Another day, another confirmed lie for President Donald Trump. This time, Trump said that “some” of the four former living presidents told him that they should have funded a wall during their administrations, and each man has spoken out to contradict Trump’s claims.
“This should have been done by all of the presidents that preceded me, and they all know it. Some of them have told me that we should have done it,” President Trump said on Friday, according to a report from the Huffington Post.
However, today, President Jimmy Carter joined both President Bush and President Clinton in denying Trump’s claim. Carter released a statement on the matter.
“I have not discussed the border wall with President Trump, and do not support him on the issue.”
Both Clinton and Bush denied Trump’s claim on Friday shortly after he made it. As for former President Barack Obama, his spokesperson declined to comment, but Obama and Trump have not spoken since Trump’s 2017 inauguration, aside from a short moment at former President George H.W. Bush’s funeral last month.
“We can’t just put walls up all around America. Walls don’t keep out threats like terrorism or disease ― and that’s why we propose leading our alliances and helping other countries develop, and pushing back against tyrants,” Obama has said at rallies. He also called the wall an impractical idea and scoffed at the possibility during Trump’s presidential campaign.
The details come after another Trump controversy. On Friday, he also claimed he might use his executive privilege to build the wall and bypass Congress and the budget altogether.
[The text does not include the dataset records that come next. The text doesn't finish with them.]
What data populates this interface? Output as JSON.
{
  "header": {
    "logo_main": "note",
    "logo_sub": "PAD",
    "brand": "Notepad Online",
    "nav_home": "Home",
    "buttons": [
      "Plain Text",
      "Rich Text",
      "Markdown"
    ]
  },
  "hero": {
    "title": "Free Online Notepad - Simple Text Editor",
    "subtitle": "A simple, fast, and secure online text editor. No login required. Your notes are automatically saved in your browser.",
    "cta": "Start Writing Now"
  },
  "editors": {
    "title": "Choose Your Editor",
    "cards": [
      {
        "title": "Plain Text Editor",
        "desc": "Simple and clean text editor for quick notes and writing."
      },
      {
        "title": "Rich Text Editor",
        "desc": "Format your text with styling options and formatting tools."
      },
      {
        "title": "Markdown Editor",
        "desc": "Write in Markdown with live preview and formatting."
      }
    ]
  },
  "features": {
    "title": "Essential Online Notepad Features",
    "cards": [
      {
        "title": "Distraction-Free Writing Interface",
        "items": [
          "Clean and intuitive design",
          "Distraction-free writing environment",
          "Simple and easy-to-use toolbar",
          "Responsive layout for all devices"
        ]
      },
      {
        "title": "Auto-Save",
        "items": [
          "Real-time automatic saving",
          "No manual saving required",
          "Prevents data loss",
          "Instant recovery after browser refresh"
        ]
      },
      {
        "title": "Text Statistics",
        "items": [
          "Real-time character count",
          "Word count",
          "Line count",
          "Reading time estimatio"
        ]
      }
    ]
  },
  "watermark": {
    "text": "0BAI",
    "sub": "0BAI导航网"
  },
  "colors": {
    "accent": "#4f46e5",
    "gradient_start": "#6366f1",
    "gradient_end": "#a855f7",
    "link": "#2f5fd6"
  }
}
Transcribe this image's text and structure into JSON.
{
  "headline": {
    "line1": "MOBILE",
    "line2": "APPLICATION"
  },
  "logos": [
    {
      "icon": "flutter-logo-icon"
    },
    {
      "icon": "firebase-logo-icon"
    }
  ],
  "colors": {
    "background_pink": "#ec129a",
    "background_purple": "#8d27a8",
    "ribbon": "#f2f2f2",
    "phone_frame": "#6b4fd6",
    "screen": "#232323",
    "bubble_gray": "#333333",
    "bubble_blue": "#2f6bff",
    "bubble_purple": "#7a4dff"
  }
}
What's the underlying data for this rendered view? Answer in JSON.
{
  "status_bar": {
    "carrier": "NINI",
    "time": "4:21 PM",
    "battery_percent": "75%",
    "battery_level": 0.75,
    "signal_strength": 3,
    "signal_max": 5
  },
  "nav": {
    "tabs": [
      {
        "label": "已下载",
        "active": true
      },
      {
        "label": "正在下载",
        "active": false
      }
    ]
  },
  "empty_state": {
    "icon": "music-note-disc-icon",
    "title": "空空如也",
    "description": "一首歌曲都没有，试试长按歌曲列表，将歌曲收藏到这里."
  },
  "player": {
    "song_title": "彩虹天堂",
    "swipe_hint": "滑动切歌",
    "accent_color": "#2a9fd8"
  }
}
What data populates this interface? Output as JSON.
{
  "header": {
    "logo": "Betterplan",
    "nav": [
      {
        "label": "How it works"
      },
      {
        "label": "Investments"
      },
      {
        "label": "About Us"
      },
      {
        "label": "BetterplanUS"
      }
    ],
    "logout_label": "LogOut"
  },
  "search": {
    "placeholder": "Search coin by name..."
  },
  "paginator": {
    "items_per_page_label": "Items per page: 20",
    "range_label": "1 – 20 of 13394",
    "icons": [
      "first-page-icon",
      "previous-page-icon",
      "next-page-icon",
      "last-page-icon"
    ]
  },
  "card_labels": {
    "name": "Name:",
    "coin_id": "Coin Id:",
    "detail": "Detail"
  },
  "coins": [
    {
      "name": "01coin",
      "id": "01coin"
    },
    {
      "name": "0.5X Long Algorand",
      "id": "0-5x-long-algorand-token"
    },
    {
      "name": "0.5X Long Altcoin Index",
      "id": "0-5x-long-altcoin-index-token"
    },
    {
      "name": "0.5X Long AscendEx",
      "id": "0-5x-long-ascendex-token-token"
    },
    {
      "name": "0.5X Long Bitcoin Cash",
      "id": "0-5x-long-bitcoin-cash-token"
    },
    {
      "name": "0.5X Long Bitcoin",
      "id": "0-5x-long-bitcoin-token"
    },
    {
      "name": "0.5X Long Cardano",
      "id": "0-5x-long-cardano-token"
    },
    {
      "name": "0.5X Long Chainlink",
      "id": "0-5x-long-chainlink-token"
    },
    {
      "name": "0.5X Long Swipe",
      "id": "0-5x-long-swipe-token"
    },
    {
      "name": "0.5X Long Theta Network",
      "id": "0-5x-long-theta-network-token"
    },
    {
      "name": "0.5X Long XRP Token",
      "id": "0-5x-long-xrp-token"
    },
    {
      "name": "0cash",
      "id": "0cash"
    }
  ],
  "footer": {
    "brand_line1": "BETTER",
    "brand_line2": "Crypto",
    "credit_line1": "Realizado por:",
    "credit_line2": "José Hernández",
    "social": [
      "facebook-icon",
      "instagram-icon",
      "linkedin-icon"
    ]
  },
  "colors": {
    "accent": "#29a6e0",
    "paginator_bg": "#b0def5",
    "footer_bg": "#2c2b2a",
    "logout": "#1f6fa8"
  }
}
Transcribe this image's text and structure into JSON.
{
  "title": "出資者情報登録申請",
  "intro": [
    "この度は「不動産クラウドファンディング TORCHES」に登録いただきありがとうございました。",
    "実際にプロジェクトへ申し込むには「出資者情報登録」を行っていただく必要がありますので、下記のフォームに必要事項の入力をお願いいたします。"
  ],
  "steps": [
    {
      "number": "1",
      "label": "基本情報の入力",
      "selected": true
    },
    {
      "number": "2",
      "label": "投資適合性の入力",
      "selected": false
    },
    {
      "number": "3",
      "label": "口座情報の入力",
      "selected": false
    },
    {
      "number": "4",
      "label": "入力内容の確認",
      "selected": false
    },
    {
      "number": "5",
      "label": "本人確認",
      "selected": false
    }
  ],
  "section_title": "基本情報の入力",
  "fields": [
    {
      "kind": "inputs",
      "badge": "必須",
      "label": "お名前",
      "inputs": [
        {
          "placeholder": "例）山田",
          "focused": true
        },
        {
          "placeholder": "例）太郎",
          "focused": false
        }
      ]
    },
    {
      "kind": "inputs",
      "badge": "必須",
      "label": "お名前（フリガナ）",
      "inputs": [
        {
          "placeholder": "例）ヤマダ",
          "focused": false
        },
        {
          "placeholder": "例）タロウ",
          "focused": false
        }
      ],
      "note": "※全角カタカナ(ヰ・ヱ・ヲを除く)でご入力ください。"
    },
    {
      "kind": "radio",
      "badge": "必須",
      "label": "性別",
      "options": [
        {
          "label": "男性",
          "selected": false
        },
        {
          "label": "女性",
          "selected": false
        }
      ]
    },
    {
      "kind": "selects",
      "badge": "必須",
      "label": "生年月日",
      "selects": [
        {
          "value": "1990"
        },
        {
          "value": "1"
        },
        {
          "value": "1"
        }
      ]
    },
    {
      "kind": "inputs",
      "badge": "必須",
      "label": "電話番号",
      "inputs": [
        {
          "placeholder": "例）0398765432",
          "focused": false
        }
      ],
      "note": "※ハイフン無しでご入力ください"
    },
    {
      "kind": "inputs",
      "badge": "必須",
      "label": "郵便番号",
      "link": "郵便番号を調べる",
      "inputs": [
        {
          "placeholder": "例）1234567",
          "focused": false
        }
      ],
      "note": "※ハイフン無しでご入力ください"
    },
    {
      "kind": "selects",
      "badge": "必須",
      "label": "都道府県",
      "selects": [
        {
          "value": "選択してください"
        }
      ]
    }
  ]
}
The partial U.S. government shutdown continues into its third week with little hope of an end in sight because the president has said he will not sign a budget that does not include more than $5 billion in funding for the wall, which he wants to build on the U.S.’s southern border with Mexico.
According to Inquisitr reports, several people, including Fox News analyst Judge Andrew Napolitano, as well as Representative Adam Schiff, both said that Trump does not have the power to use an executive order and military funding to erect his promised wall. Both men used the precedent set by the U.S. Supreme Court in 1950 when steelworkers went on strike while the U.S. was engaged in the Korean War. At that time, President Harry Truman sought to nationalize the steel industry, but the Supreme Court ruled that Truman did not have that ability because it belongs to Congress.
The longer the shutdown continues, the more federal workers and those who depend on the government services the workers provide will feel the pinch. It’s possible Trump may soon find support for the wall decreasing even among his base.